* **Exercise details**
Report each line of the entries below that includes "name".

(Collection entries)

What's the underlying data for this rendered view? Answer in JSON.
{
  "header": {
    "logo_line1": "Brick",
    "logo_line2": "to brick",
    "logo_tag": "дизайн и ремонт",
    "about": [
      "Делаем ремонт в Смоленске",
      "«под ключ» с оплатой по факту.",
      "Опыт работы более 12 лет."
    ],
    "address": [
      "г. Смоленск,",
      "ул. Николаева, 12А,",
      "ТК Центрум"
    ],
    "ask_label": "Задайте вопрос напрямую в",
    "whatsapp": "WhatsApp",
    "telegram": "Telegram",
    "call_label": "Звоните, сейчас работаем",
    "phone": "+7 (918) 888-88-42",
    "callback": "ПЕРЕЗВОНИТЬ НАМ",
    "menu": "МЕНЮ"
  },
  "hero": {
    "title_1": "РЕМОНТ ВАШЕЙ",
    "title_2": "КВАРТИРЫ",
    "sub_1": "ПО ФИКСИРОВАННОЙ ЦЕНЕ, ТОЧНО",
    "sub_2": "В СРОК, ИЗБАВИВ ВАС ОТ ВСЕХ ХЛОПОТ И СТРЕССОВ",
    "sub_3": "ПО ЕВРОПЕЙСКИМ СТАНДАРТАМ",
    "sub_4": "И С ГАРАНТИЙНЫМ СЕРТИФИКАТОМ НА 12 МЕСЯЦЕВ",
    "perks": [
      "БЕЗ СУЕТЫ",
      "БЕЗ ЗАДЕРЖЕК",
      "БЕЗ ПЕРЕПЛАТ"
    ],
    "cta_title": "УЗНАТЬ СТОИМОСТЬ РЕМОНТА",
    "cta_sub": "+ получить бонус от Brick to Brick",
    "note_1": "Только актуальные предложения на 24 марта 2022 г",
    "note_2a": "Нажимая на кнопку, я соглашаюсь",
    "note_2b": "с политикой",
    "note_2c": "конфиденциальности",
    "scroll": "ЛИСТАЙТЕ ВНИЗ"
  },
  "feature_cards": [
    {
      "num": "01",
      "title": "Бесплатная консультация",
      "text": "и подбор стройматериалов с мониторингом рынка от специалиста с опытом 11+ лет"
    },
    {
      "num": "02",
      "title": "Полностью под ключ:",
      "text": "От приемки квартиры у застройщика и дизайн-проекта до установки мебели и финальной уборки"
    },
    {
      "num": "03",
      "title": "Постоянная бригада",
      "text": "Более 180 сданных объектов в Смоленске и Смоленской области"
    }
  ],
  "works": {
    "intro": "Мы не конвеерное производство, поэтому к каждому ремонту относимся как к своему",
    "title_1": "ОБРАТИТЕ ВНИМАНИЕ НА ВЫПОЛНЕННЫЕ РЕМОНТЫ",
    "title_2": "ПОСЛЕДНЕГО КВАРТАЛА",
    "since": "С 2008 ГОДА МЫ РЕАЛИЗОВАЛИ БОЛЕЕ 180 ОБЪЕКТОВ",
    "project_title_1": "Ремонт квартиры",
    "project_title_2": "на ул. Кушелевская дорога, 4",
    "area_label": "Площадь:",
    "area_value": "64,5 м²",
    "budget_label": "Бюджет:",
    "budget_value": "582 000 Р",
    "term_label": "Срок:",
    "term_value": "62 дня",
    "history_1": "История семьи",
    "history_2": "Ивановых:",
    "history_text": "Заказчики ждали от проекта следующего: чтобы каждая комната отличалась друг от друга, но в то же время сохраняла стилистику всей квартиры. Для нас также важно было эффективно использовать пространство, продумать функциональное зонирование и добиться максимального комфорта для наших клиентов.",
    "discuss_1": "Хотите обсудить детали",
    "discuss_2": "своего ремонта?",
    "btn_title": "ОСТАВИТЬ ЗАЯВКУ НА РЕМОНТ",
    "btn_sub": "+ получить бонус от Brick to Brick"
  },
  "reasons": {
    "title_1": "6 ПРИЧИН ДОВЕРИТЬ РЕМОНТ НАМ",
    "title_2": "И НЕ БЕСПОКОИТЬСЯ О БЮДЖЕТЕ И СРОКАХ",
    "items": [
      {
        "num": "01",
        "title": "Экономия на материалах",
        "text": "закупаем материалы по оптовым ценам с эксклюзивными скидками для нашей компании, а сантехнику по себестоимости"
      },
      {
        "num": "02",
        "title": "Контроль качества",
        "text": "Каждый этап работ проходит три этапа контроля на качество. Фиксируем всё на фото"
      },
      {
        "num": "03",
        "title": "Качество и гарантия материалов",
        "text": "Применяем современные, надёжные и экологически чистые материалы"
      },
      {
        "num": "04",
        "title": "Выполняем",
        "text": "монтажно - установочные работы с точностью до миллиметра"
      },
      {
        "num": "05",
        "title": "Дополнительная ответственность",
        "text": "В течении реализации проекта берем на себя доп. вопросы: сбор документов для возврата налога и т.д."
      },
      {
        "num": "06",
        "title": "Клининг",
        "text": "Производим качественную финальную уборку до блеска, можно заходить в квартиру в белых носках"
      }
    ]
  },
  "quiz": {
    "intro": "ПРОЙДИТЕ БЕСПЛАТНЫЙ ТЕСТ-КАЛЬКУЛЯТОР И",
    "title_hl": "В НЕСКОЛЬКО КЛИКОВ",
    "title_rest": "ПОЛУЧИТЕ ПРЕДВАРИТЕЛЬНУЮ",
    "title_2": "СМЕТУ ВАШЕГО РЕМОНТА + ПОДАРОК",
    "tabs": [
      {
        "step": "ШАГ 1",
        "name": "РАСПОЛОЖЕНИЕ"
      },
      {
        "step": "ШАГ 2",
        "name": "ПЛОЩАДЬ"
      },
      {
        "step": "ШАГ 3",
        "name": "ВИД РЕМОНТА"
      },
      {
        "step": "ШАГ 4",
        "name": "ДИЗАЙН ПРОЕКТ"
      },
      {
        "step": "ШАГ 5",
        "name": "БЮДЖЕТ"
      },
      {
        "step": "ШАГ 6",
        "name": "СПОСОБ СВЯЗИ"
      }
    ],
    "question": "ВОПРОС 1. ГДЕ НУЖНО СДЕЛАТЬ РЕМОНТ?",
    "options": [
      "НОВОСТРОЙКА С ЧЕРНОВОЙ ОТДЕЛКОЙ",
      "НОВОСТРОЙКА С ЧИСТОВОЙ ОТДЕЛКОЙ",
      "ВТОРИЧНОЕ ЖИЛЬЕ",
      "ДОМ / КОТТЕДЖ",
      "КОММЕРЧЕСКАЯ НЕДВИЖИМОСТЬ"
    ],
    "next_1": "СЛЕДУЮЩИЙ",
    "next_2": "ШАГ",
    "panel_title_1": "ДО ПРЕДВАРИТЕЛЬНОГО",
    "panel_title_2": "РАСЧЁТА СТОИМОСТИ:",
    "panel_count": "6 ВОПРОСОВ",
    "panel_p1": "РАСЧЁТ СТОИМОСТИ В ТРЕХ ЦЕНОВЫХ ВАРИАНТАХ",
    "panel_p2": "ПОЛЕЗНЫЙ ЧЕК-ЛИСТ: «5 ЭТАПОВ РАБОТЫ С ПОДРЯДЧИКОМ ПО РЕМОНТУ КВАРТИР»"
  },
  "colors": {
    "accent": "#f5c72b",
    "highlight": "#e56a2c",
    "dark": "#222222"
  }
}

* **Answer to the exercise**
        "name": "РАСПОЛОЖЕНИЕ"
        "name": "ПЛОЩАДЬ"
        "name": "ВИД РЕМОНТА"
        "name": "ДИЗАЙН ПРОЕКТ"
        "name": "БЮДЖЕТ"
        "name": "СПОСОБ СВЯЗИ"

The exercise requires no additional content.